Activity:
If a line of the material holds the string "icon", please copy it.
-----
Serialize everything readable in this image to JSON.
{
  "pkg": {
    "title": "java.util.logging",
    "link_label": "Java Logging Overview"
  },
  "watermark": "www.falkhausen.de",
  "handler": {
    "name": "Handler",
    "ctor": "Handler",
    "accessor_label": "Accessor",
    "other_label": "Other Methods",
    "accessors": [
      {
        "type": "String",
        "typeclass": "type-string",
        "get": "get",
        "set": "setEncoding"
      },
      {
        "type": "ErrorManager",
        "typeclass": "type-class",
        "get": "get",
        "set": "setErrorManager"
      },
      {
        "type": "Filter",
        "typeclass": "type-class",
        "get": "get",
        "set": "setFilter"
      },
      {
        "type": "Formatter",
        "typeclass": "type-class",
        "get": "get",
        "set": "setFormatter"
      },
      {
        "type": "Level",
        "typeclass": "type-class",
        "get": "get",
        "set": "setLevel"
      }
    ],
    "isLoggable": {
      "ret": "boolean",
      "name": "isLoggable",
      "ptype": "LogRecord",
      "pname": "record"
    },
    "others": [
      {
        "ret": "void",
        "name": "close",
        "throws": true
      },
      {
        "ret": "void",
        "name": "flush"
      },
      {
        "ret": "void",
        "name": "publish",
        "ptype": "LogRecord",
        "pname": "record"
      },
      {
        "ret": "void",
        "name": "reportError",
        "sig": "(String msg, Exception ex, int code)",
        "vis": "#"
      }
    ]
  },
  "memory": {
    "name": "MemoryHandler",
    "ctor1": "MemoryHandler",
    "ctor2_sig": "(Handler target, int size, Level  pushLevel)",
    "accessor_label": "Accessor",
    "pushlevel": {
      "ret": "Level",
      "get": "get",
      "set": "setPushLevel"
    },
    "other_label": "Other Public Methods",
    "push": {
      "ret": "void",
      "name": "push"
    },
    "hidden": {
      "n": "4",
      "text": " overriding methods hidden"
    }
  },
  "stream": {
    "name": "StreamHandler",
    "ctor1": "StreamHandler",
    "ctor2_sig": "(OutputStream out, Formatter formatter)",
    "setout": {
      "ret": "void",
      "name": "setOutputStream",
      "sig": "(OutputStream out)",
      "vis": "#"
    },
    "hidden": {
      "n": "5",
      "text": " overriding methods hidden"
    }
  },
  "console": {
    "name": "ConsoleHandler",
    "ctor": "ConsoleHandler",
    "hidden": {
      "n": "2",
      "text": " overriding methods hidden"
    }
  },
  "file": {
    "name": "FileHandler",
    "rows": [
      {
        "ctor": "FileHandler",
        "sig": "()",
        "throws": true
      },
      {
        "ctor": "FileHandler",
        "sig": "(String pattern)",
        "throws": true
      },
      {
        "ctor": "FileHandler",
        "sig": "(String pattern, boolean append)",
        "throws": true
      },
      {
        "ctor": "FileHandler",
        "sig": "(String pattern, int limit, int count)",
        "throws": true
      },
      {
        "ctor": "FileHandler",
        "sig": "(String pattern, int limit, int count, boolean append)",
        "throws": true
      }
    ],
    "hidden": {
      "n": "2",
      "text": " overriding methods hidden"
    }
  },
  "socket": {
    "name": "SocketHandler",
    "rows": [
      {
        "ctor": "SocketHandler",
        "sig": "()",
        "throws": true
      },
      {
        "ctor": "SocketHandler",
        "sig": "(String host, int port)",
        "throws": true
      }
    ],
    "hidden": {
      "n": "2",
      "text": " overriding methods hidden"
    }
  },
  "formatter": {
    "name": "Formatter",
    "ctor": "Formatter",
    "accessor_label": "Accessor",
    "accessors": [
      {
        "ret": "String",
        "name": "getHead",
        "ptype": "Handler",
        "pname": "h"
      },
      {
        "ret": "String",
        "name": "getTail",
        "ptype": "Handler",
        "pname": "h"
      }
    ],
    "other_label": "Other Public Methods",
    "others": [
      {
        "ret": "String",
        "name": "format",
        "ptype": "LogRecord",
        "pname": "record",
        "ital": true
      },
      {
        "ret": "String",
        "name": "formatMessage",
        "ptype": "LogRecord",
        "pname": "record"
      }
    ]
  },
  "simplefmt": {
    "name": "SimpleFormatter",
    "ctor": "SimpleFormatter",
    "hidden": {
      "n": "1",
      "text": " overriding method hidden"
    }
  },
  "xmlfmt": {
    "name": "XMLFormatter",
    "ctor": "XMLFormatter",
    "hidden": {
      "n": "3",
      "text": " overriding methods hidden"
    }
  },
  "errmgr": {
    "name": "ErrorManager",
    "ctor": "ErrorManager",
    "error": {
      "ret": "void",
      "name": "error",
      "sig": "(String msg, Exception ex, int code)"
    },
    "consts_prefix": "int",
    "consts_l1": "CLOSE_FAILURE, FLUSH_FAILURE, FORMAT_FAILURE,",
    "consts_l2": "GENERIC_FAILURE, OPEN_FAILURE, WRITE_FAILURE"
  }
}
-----
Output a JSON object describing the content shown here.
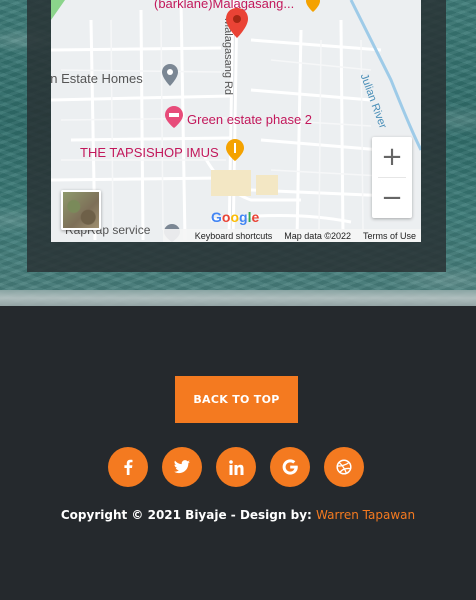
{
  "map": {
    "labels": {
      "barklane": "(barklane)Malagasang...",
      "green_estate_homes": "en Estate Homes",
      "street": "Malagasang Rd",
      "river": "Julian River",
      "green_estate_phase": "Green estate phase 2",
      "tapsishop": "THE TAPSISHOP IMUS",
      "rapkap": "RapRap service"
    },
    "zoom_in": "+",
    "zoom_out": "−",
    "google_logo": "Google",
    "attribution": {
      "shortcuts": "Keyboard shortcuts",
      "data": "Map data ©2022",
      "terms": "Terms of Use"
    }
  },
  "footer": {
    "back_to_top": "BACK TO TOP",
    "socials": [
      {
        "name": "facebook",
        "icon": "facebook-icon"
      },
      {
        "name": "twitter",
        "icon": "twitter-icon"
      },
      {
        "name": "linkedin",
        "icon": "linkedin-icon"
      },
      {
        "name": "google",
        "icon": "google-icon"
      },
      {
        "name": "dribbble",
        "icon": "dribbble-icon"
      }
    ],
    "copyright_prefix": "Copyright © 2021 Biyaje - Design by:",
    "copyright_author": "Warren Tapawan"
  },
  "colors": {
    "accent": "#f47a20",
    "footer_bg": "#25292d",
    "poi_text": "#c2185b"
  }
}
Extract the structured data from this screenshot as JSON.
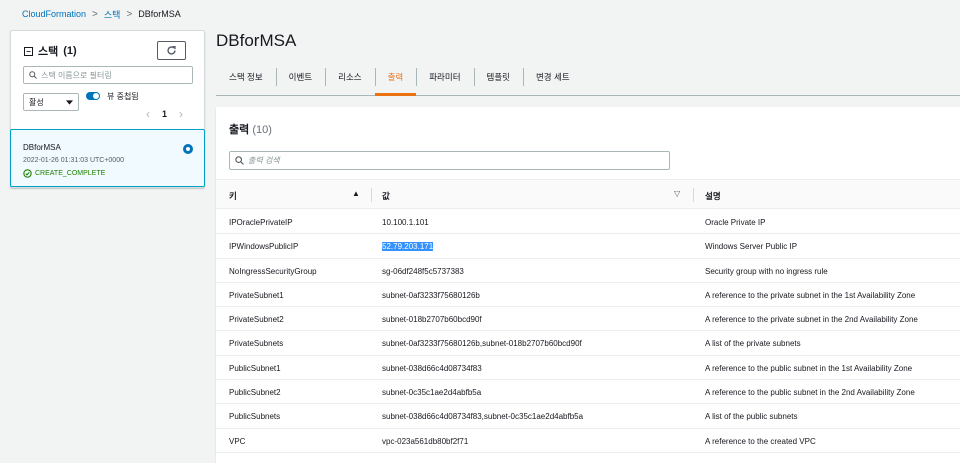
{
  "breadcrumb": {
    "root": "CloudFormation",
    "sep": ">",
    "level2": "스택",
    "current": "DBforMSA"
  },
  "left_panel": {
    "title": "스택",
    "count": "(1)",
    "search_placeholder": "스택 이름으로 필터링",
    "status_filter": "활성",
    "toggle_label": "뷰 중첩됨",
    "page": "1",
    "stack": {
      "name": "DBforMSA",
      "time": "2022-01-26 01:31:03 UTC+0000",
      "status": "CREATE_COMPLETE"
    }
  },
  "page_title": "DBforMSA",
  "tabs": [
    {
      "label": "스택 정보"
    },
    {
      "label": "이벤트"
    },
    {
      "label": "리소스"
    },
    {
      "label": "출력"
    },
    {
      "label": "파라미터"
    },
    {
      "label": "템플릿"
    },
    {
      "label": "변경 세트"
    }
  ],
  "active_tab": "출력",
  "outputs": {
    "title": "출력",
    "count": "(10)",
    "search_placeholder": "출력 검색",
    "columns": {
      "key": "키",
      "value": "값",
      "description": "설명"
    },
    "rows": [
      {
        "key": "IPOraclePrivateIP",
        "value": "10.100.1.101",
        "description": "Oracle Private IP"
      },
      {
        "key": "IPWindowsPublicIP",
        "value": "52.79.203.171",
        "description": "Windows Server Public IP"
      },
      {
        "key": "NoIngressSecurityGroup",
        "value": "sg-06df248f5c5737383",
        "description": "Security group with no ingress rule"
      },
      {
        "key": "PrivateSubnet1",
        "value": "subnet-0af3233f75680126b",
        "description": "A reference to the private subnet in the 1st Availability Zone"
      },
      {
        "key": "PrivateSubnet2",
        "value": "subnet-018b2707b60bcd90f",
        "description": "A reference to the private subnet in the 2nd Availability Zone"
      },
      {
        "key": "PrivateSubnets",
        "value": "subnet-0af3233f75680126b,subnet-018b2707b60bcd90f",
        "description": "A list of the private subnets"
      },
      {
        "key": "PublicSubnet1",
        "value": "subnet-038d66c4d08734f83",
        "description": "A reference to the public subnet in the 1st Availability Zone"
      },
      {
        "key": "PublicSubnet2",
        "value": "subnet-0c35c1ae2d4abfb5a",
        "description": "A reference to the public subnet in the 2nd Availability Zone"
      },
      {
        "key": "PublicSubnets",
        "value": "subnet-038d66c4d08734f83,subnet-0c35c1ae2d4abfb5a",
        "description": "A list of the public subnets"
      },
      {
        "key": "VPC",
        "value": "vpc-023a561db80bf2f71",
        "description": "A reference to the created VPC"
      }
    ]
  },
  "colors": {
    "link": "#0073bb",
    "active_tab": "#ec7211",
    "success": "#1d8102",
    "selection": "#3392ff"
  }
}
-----
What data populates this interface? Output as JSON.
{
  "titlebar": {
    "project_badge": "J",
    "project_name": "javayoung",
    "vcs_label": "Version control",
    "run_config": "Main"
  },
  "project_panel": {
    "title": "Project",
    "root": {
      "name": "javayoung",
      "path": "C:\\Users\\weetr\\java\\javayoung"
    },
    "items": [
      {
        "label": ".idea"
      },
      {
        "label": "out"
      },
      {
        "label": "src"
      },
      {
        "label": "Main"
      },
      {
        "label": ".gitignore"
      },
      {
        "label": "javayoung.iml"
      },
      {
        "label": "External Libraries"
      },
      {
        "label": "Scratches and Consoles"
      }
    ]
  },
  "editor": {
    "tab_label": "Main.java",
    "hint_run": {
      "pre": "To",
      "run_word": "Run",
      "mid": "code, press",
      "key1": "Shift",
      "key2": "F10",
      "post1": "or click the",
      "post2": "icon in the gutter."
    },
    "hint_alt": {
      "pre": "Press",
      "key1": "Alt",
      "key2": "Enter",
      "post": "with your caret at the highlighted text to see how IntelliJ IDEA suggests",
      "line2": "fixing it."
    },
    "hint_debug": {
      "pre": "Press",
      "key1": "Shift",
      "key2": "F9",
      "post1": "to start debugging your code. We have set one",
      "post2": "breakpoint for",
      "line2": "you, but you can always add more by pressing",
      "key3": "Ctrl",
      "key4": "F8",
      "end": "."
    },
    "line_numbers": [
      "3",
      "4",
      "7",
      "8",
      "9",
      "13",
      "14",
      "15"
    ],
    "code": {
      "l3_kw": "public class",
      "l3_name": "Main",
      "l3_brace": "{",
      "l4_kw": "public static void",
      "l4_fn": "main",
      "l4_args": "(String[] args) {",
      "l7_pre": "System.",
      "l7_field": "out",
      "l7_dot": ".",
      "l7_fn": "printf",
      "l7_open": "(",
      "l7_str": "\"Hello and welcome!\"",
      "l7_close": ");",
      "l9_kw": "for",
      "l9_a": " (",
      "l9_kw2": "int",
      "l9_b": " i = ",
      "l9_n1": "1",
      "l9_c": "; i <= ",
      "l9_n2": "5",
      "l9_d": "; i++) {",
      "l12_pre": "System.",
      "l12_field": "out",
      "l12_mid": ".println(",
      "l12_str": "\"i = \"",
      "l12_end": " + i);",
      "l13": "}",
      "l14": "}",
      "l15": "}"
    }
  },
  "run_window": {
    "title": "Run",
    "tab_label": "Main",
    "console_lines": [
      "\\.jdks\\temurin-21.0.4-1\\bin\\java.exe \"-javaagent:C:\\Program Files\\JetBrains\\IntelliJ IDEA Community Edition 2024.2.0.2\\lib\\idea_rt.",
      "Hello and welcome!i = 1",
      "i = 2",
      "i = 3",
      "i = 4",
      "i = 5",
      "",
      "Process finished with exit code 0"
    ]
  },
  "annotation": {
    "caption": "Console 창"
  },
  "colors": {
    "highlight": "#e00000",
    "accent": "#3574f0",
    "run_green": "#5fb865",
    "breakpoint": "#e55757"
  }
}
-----
Exercise solution:
        "icon": "facebook-icon"
        "icon": "twitter-icon"
        "icon": "linkedin-icon"
        "icon": "google-icon"
        "icon": "dribbble-icon"
      "post2": "icon in the gutter."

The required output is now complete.